Write out the entries below exactly as they stand. Skip every image.

Page and application data records

####################

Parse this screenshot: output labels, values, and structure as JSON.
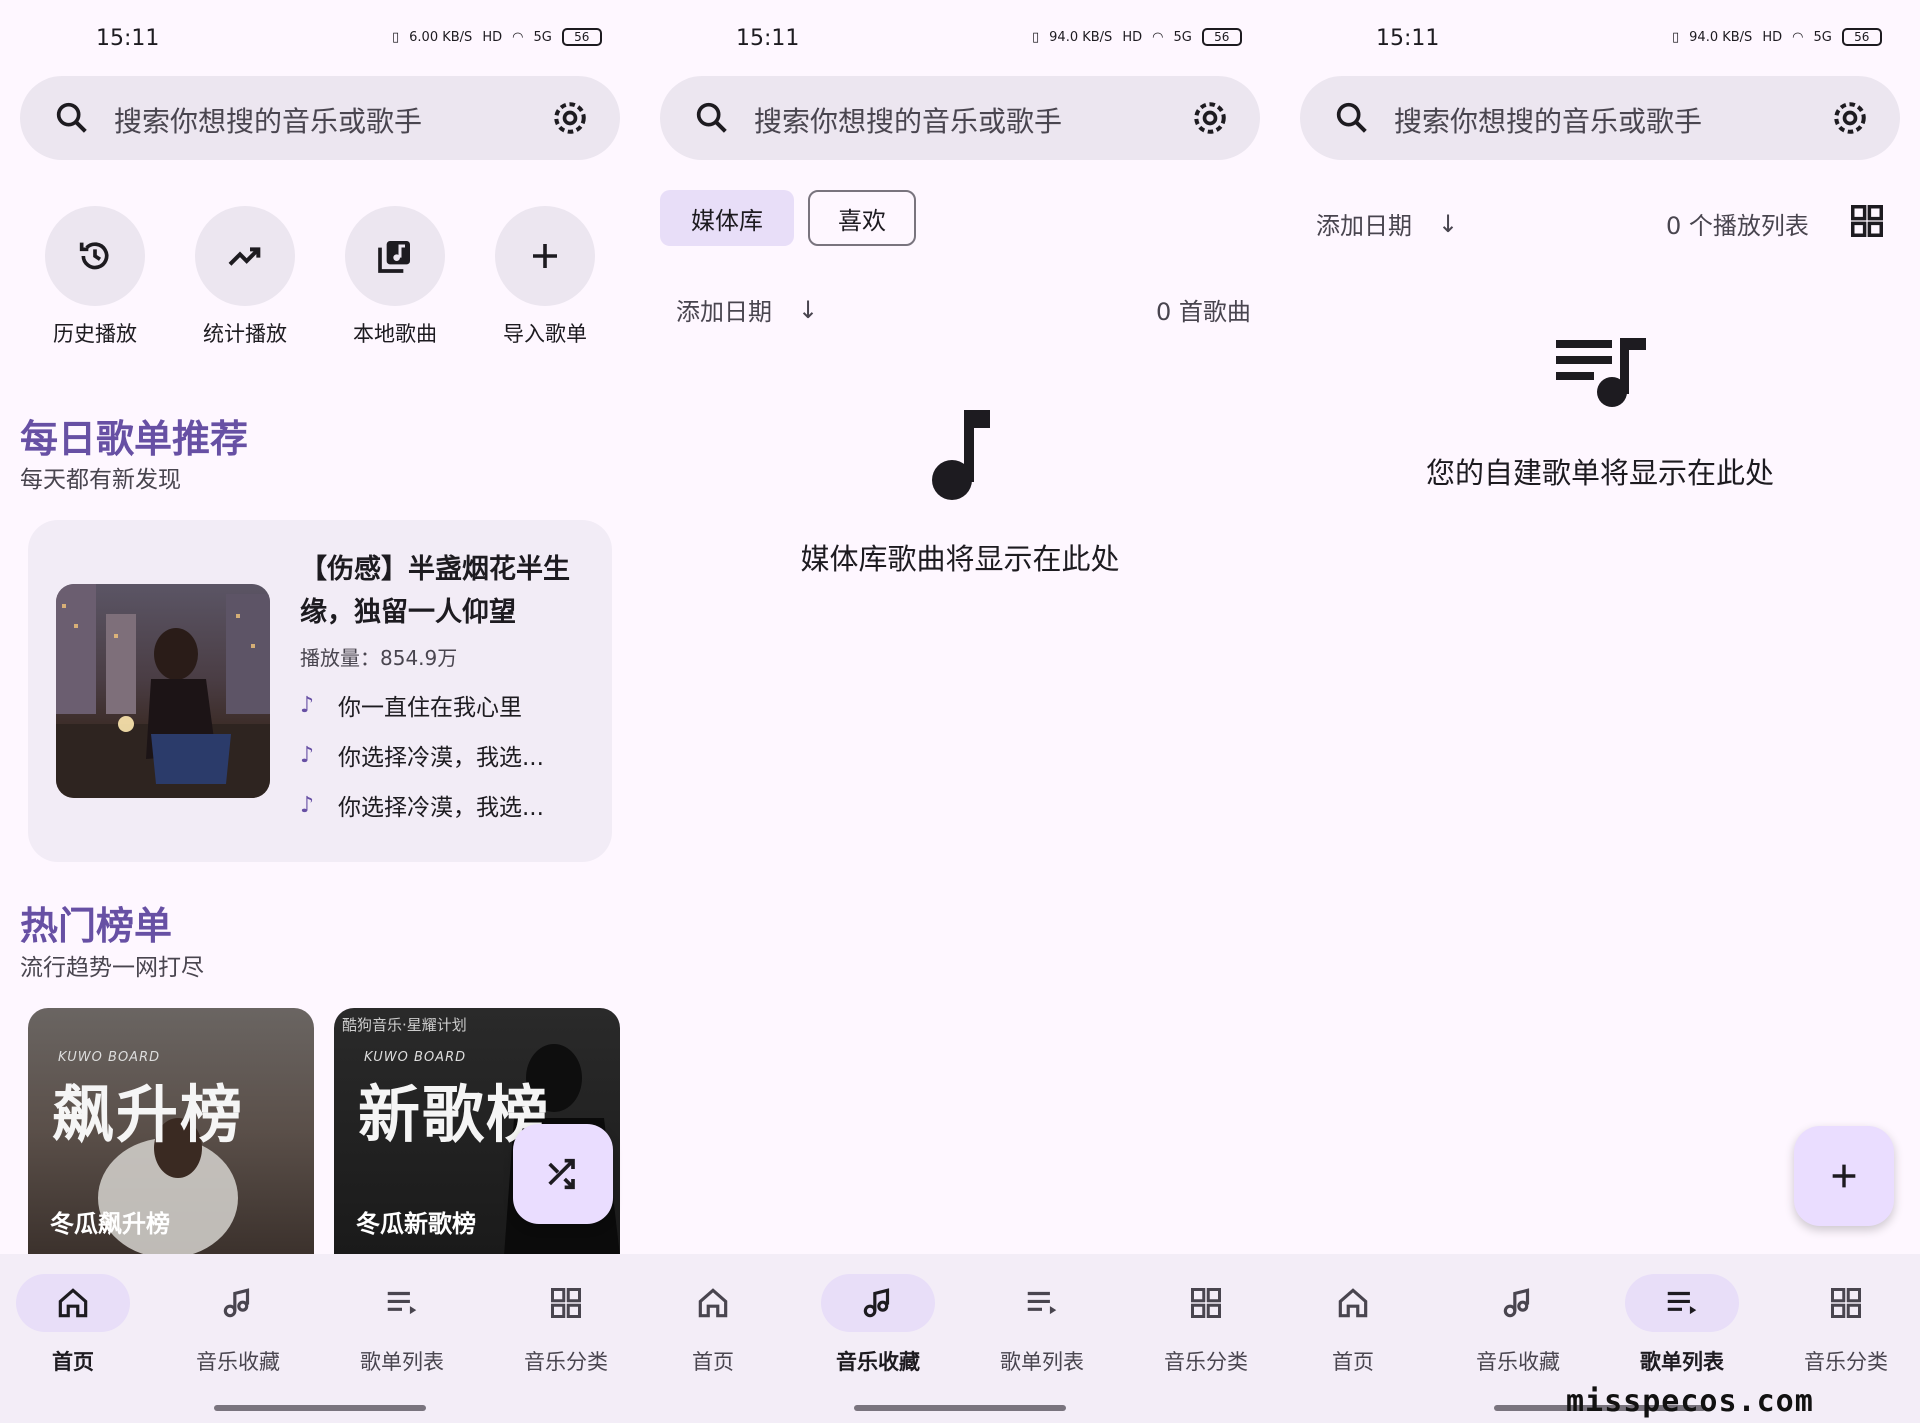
{
  "status_bar": {
    "time": "15:11",
    "speeds": [
      "6.00 KB/S",
      "94.0 KB/S",
      "94.0 KB/S"
    ],
    "hd": "HD",
    "network": "5G",
    "battery": "56"
  },
  "search": {
    "placeholder": "搜索你想搜的音乐或歌手"
  },
  "home": {
    "quick_actions": [
      {
        "label": "历史播放",
        "icon": "history-icon"
      },
      {
        "label": "统计播放",
        "icon": "trending-icon"
      },
      {
        "label": "本地歌曲",
        "icon": "library-music-icon"
      },
      {
        "label": "导入歌单",
        "icon": "add-icon"
      }
    ],
    "daily": {
      "title": "每日歌单推荐",
      "subtitle": "每天都有新发现",
      "playlist_title": "【伤感】半盏烟花半生缘，独留一人仰望",
      "plays": "播放量：854.9万",
      "songs": [
        "你一直住在我心里",
        "你选择冷漠，我选...",
        "你选择冷漠，我选..."
      ]
    },
    "hot": {
      "title": "热门榜单",
      "subtitle": "流行趋势一网打尽",
      "charts": [
        {
          "top_text": "",
          "brand": "KUWO BOARD",
          "big": "飙升榜",
          "name": "冬瓜飙升榜"
        },
        {
          "top_text": "酷狗音乐·星耀计划",
          "brand": "KUWO BOARD",
          "big": "新歌榜",
          "name": "冬瓜新歌榜"
        }
      ]
    }
  },
  "library": {
    "chips": [
      "媒体库",
      "喜欢"
    ],
    "sort_label": "添加日期",
    "count": "0 首歌曲",
    "empty_text": "媒体库歌曲将显示在此处"
  },
  "playlists": {
    "sort_label": "添加日期",
    "count": "0 个播放列表",
    "empty_text": "您的自建歌单将显示在此处"
  },
  "nav": {
    "items": [
      {
        "label": "首页",
        "icon": "home-icon"
      },
      {
        "label": "音乐收藏",
        "icon": "music-collection-icon"
      },
      {
        "label": "歌单列表",
        "icon": "playlist-icon"
      },
      {
        "label": "音乐分类",
        "icon": "category-grid-icon"
      }
    ]
  },
  "watermark": "misspecos.com",
  "colors": {
    "accent": "#6750a4",
    "surface": "#fef7ff",
    "container": "#ece6f0",
    "active_pill": "#e8def8",
    "fab": "#eaddff"
  }
}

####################

### Completed task
Parse this screenshot: output labels, values, and structure as JSON.
{
  "status_bar": {
    "time": "15:11",
    "speeds": [
      "6.00 KB/S",
      "94.0 KB/S",
      "94.0 KB/S"
    ],
    "hd": "HD",
    "network": "5G",
    "battery": "56"
  },
  "search": {
    "placeholder": "搜索你想搜的音乐或歌手"
  },
  "home": {
    "quick_actions": [
      {
        "label": "历史播放",
        "icon": "history-icon"
      },
      {
        "label": "统计播放",
        "icon": "trending-icon"
      },
      {
        "label": "本地歌曲",
        "icon": "library-music-icon"
      },
      {
        "label": "导入歌单",
        "icon": "add-icon"
      }
    ],
    "daily": {
      "title": "每日歌单推荐",
      "subtitle": "每天都有新发现",
      "playlist_title": "【伤感】半盏烟花半生缘，独留一人仰望",
      "plays": "播放量：854.9万",
      "songs": [
        "你一直住在我心里",
        "你选择冷漠，我选...",
        "你选择冷漠，我选..."
      ]
    },
    "hot": {
      "title": "热门榜单",
      "subtitle": "流行趋势一网打尽",
      "charts": [
        {
          "top_text": "",
          "brand": "KUWO BOARD",
          "big": "飙升榜",
          "name": "冬瓜飙升榜"
        },
        {
          "top_text": "酷狗音乐·星耀计划",
          "brand": "KUWO BOARD",
          "big": "新歌榜",
          "name": "冬瓜新歌榜"
        }
      ]
    }
  },
  "library": {
    "chips": [
      "媒体库",
      "喜欢"
    ],
    "sort_label": "添加日期",
    "count": "0 首歌曲",
    "empty_text": "媒体库歌曲将显示在此处"
  },
  "playlists": {
    "sort_label": "添加日期",
    "count": "0 个播放列表",
    "empty_text": "您的自建歌单将显示在此处"
  },
  "nav": {
    "items": [
      {
        "label": "首页",
        "icon": "home-icon"
      },
      {
        "label": "音乐收藏",
        "icon": "music-collection-icon"
      },
      {
        "label": "歌单列表",
        "icon": "playlist-icon"
      },
      {
        "label": "音乐分类",
        "icon": "category-grid-icon"
      }
    ]
  },
  "watermark": "misspecos.com",
  "colors": {
    "accent": "#6750a4",
    "surface": "#fef7ff",
    "container": "#ece6f0",
    "active_pill": "#e8def8",
    "fab": "#eaddff"
  }
}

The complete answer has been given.